Further research should continue to monitor marijuana and driving and to develop a way to determine impairment.
 
Read Insurance Institute for Highway Safety study here.

The Marijuana Report is a weekly e-newsletter published by National Families in Action in partnership with SAM (Smart Approaches to Marijuana).

Visit National Families in Action's website, The Marijuana Report.Org, to learn more about the marijuana story unfolding across the nation.

Subscribe to The Marijuana Report e-newsletter.


The Marijuana Report Staff
Executive Editor
Sue Rusche
Editor
Nicole Carter
IT Consultant
Lee Clontz
Social Media Coordinator
Margarita Eberline
 
We are grateful to our Board of Directors and Senior Adviser for their support of National Families in Action, which produces The Marijuana Report website and e-newsletter.
 
National Families in Action
Board of Directors

William F. Carter, Chairman of the Board
Realtor Berkshire Hathaway HomeServices – Georgia Properties, Atlanta.

Sue Rusche, President and CEO, Atlanta.

Richard L. Brown, Secretary
Attorney (Ret.), Lakewood Ranch, Florida
Founder & Chairman, Sudden Cardiac Arrest Association 

Jeannine F. Adams, Director
President and CEO, J. Addams & Partners, Atlanta.

Jack L. Arbiser, MD, PhD, Director
Thomas J. Lawley Professor of Dermatology
Winship Cancer Institute, Emory University, Atlanta

William H. Avery, Director
Partner (Ret.), Alston & Bird, LLP, Atlanta.

Margarita Eberline, Director
Strategy Director, 360 Marketing Plus, Atlanta.

Robert Margolis, PhD, Director
Founder, Caron Solutions Intensive Outpatient Program, Roswell, Georgia.

Shannon Murphy, MD FAAP, Director
Birmingham, Alabama 
 
Senior Adviser
Kent “Oz” Nelson, Chairman and CEO (Ret.)
United Parcel Service, Atlanta.
 
National Families
National Families
National Families
The MJ Report
The MJ Report
The MJ Report
SAM
SAM
SAM

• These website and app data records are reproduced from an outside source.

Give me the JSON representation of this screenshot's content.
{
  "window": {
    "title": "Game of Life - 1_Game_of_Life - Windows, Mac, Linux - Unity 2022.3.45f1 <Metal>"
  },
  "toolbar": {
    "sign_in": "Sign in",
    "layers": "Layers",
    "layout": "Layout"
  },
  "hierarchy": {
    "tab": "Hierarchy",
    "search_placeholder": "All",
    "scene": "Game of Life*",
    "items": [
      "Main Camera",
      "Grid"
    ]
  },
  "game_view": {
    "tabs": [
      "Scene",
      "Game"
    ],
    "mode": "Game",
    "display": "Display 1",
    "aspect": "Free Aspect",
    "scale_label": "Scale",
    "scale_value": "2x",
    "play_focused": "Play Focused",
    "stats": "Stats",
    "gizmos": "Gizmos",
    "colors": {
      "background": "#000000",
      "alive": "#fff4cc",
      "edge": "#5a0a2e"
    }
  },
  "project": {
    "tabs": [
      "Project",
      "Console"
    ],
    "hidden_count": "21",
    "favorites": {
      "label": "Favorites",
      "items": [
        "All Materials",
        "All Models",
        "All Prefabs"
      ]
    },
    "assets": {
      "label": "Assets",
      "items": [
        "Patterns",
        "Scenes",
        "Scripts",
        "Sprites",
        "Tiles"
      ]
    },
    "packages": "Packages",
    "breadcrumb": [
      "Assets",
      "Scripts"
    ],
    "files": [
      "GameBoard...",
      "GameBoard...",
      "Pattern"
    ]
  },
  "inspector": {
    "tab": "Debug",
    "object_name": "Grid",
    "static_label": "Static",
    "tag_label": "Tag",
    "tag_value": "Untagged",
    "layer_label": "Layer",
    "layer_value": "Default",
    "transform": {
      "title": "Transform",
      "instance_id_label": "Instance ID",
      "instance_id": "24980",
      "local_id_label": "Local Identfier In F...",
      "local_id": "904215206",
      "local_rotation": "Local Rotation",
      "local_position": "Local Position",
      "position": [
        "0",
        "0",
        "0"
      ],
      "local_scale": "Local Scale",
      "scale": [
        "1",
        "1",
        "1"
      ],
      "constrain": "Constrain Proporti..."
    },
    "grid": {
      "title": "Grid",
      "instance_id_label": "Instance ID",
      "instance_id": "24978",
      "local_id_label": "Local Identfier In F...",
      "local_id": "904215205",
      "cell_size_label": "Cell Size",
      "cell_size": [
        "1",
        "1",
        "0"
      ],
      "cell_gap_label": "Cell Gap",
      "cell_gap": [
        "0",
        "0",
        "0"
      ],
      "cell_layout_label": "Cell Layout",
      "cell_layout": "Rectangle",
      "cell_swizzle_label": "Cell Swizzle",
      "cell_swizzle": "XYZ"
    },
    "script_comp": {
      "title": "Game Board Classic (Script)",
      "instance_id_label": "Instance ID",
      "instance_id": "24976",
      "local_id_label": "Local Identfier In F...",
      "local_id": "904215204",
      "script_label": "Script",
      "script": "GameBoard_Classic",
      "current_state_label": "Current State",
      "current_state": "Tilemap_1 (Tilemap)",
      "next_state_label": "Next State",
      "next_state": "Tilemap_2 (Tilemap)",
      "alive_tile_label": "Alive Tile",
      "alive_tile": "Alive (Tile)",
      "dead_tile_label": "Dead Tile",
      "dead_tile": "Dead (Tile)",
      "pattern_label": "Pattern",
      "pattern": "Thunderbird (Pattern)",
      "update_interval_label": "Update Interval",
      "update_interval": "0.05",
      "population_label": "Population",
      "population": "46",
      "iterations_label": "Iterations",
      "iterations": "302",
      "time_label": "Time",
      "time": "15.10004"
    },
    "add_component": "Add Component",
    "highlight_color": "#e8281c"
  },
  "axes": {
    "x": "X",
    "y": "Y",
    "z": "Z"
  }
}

Note: If someone forwarded this to you, please do not unsubscribe. Clicking the Unsubscribe button will end that person's subscription. Instead, please ask the person who forwarded this to you to take you off his or her forwarding list. Thank you!
Copyright © 2019 National Families in Action, All rights reserved.


unsubscribe from this list    update subscription preferences